__Required action__:
Set down every entry exactly as it was written.

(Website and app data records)
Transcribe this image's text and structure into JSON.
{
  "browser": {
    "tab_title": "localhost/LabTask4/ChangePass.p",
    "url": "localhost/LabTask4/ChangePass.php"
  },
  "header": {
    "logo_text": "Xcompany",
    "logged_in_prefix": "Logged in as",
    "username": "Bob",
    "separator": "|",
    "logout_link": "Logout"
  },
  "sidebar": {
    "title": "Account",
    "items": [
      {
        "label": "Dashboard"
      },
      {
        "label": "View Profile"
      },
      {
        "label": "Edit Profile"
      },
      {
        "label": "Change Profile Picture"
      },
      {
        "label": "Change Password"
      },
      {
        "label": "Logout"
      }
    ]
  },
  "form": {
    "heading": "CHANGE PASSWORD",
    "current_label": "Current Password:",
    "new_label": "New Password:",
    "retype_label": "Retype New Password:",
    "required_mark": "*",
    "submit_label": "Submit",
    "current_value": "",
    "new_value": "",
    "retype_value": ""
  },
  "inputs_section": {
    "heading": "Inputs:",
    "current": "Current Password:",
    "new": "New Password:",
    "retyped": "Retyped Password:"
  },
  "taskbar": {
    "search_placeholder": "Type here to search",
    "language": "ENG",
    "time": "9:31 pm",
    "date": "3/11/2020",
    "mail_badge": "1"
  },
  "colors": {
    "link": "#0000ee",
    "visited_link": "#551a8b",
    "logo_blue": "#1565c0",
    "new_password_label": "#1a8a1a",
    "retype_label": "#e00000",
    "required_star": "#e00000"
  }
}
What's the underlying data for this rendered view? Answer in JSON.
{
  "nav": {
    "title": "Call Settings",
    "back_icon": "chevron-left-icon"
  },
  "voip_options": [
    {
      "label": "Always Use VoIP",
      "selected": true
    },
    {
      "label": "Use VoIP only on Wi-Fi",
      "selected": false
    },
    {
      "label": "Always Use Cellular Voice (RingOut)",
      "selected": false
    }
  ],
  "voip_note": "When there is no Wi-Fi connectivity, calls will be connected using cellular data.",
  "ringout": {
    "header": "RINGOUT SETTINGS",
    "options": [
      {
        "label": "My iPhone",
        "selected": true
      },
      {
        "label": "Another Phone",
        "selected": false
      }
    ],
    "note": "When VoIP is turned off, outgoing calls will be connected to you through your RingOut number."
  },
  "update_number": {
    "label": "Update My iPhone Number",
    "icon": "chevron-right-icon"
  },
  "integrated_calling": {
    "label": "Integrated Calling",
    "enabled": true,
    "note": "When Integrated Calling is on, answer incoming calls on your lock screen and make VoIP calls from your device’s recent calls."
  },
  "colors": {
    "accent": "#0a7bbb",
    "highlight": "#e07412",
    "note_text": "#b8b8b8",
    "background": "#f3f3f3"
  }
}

__Solution for this task__:
Transcribe this image's text and structure into JSON.
{
  "browser": {
    "tab_title": "localhost/LabTask4/ChangePass.p",
    "url": "localhost/LabTask4/ChangePass.php"
  },
  "header": {
    "logo_text": "Xcompany",
    "logged_in_prefix": "Logged in as",
    "username": "Bob",
    "separator": "|",
    "logout_link": "Logout"
  },
  "sidebar": {
    "title": "Account",
    "items": [
      {
        "label": "Dashboard"
      },
      {
        "label": "View Profile"
      },
      {
        "label": "Edit Profile"
      },
      {
        "label": "Change Profile Picture"
      },
      {
        "label": "Change Password"
      },
      {
        "label": "Logout"
      }
    ]
  },
  "form": {
    "heading": "CHANGE PASSWORD",
    "current_label": "Current Password:",
    "new_label": "New Password:",
    "retype_label": "Retype New Password:",
    "required_mark": "*",
    "submit_label": "Submit",
    "current_value": "",
    "new_value": "",
    "retype_value": ""
  },
  "inputs_section": {
    "heading": "Inputs:",
    "current": "Current Password:",
    "new": "New Password:",
    "retyped": "Retyped Password:"
  },
  "taskbar": {
    "search_placeholder": "Type here to search",
    "language": "ENG",
    "time": "9:31 pm",
    "date": "3/11/2020",
    "mail_badge": "1"
  },
  "colors": {
    "link": "#0000ee",
    "visited_link": "#551a8b",
    "logo_blue": "#1565c0",
    "new_password_label": "#1a8a1a",
    "retype_label": "#e00000",
    "required_star": "#e00000"
  }
}
What's the underlying data for this rendered view? Answer in JSON.
{
  "nav": {
    "title": "Call Settings",
    "back_icon": "chevron-left-icon"
  },
  "voip_options": [
    {
      "label": "Always Use VoIP",
      "selected": true
    },
    {
      "label": "Use VoIP only on Wi-Fi",
      "selected": false
    },
    {
      "label": "Always Use Cellular Voice (RingOut)",
      "selected": false
    }
  ],
  "voip_note": "When there is no Wi-Fi connectivity, calls will be connected using cellular data.",
  "ringout": {
    "header": "RINGOUT SETTINGS",
    "options": [
      {
        "label": "My iPhone",
        "selected": true
      },
      {
        "label": "Another Phone",
        "selected": false
      }
    ],
    "note": "When VoIP is turned off, outgoing calls will be connected to you through your RingOut number."
  },
  "update_number": {
    "label": "Update My iPhone Number",
    "icon": "chevron-right-icon"
  },
  "integrated_calling": {
    "label": "Integrated Calling",
    "enabled": true,
    "note": "When Integrated Calling is on, answer incoming calls on your lock screen and make VoIP calls from your device’s recent calls."
  },
  "colors": {
    "accent": "#0a7bbb",
    "highlight": "#e07412",
    "note_text": "#b8b8b8",
    "background": "#f3f3f3"
  }
}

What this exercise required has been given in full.